Petron Corp., Mandaluyong City, Philippines, plans to resume commercial refining activities at its 180,000-b/d Bataan refinery—now the country’s only—at Limay, about 150 km southwest of Manila, after a late-2020 decision to indefinitely suspend operations at the site amid poor economics exacerbated by the coronavirus (COVID-19) pandemic (OGJ Online, Dec. 18, 2020).
Based on its outlook of a notable recovery in demand for petroleum products during the remainder of the year, Petron plans to resume refining operations at Limay sometime during second-half 2021, the operator said in its Mar. 10 release reporting earnings for fourth-quarter 2020.
The proposed restart follows the Authority of the Freeport Area of Bataan’s (AFAB) late-December 2020 approval of the Bataan refinery as a registered enterprise, which entitles the manufacturing site to take advantage of fiscal incentives—including better timing on payment of value-added taxes (VAT) on products—under the Philippines’ Special Economic Zone Act of 1995 or Omnibus Investment Code of 1987, according to Petron.

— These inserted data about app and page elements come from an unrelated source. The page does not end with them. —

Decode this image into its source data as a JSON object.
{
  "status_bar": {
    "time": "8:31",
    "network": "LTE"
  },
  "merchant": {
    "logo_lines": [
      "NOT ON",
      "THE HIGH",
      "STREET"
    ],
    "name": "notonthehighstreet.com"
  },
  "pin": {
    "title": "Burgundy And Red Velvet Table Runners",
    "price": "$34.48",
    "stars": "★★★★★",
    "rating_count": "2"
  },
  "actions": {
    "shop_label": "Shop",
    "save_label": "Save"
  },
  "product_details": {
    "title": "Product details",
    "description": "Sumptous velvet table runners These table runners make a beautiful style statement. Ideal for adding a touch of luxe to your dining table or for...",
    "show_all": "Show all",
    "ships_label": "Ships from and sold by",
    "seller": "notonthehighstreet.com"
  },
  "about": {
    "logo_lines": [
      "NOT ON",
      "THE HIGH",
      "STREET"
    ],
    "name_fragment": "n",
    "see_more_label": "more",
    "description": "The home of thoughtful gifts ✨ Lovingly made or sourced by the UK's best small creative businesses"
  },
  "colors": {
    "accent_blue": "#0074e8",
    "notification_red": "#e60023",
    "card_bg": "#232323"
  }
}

Announcement of the potential refinery restart comes alongside two straight quarters of growth in the operator’s consolidate revenues and despite refining margins remaining soft during fourth-quarter 2020, which Petron confirmed challenged the economic viability of its Philippine operations.
“We have been working hard to minimize the impact of the pandemic on our business, and our performance in [second-half 2020] proves that we are moving in the right direction,” said Ramon S. Ang, Petron’s president and chief executive officer. “We look forward to sustaining our recovery as we anticipate higher demand and a more stable industry situation with an end to this crisis finally in sight.”
While expectations of improved demand following the height of the pandemic lend support to the refinery’s planned restart, Ang stressed the complex’s registration as an AFAB enterprise plays a major role the decision.
“We continue to implement various cost saving efforts, but tax efficiency is another critical area that should improve. Our AFAB registration will help make our refining business more competitive and financially viable as soon as demand recovers,” Ang said.
In a Jan. 11, 2021 filing to Philippine Stock Exchange Inc. (PSE) confirming its approval as an AFAB enterprise, Petron said—as part of its commitment to AFAB—that it will undertake several unidentified capital investments amounting to nearly 3 billion Philippine pesos to further improve efficiency of its integrated Bataan refinery operations.
The operator, however, confirmed to PSE it would proceed with its previously proposed idling of the refinery—referred to as an “economic shutdown”—in January 2021, during which time it planned to execute maintenance activities on unidentified key process units at the site.
Petron, which maintained steady operations during the thick of the COVID-19 outbreak, was in the process of carrying out a project to expand and upgrade production capacity at the Bataan refinery (OGJ Online, Mar. 23, 2020; Jan. 3, 2020; July 24, 2018). The operator, however, has yet to reveal details regarding how or if the proposed project has been impacted by recent events.
Restart of operations at Bataan would return the only operational refinery to the Philippines, which lost Royal Dutch Shell PLC subsidiary Pilipinas Shell Petroleum Corp.’s (Pilipinas Shell) 110,000-b/d Tabangao refinery in Batangas City to permanent closure in 2020 (OGJ Online, Aug. 14, 2020). Pilipinas Shell is proceeding with plans to convert the site into an import terminal as part of its commitment to continue supplying high-quality fuels to the regional market.